Highland Home Cook – The Cook Book

Comment from Sue Lawrence – Cook and Author:
This is a book that will inspire and tantalise, with its exciting recipes and enticing photos. The instructions and methods to each recipe are clear and precise – and tips abound. A must-buy for the home cook.

Comment from Jane on Goodreads:
Really like this book, not only for the recipes but also for the very helpful comment around the recipes which make it a good read generally. I’ve tried quite a few recipes from lentil dhal (best l’ve ever made) to ice-cream (went down very well across the age groups). Particularly appreciate the different but not too fancy or difficult twist on staples.


This enigmatic first collection will see you sharing a dip in a cold Highland loch, listening to bird song and beach combing, among other things. The poetry is coloured by living in the beautiful Scottish Highlands and the influence of nature and environment is evident.

Comment from Liz on Amazon:
Debbie paints both the outer world and her inner worlds with an immediacy that makes you feel immersed in the scene. Thoughtful and delicate. A joy to read.

Live Well For Less

We all like to save money and “Living Well for Less” will help you do that. Beginning with the basics of budgeting and moving on to highlight key areas to consider where you can save money. It offers practical suggestions with added hints and tips for simplifying life, so that we might live well for ourselves and the planet. This compact guide will be indispensable.

Our Own Coordinates

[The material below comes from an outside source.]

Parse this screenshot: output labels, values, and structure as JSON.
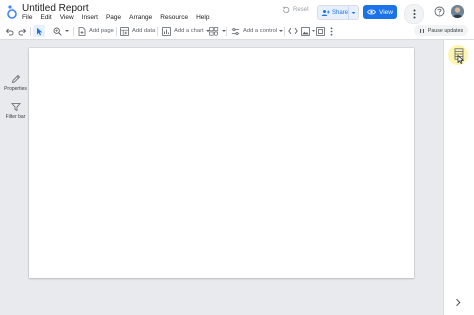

A beautifully put together collection that has the reader pulled close to the subject matter with such humanity. These poems allow the reader to see and feel what happens when dementia enters the lives of those dearly loved. The words echo long after reading of “things lost forever, things lost only sometimes and things never lost.” A tender and important book.

I contributed to this book.

An Entertaining Anthology

An astonishingly diverse range of work from Tain Writing Group, from short stories inspired by images or snatches of poetry, to dialogue for theatre, an entire alternate universe in the fantasy/Sci Fi genre, and sample chapters of two historical novels. With thanks to Highlife Highland, Highland Libraries and the You Time Initiative.

I contributed to this book.

An excerpt from Poetry is a bit Like Breadmaking (substack):
It has a mystique surrounding it. It has a reputation for being ‘hard’. Think T S Elliot, maybe, or whoever it was you ‘hated’ at school, where poetry was often reduced to metre and form. (We ‘did’ Keats and I loved him). And poetry can be oblique. It doesn’t always give up its secrets easily. Doesn’t blast, screaming from a megaphone – although it can.

Extracts from short stories

From “Going Home…”‘”
Accurate data: accurate predictions. But understanding the weather wasn’t an accurate science. Graphs and charts and models where what the NASA boys wanted, they weren’t interested in understanding the phenomena, the intricate minutiae of the relationships between things; they wanted facts not details. Well, he had provided them with facts for thirty years. He had sat in a room of droning PC’s and chattering printers, artificial light and artificial friendships, and now he was done.He had tucked the box under his arm, grabbed his ancient umbrella from the coat stand and walked…

From “Our Dying Star”:
Every day at 10am they raise the radiation shields, flooding light and heat into our underground world; powering the paltry life we have here: a controlled and almost sterile environment. A decade ago we could go out for 10 minutes a day, but now no one dares. The temperatures increase almost daily, so they tell us. The earth is a desiccated wilderness with little life. Some dessert plants and creatures survive, according to the agronomists, but that is all. Our blue green planet is now an ochre dust ball spinning to oblivion..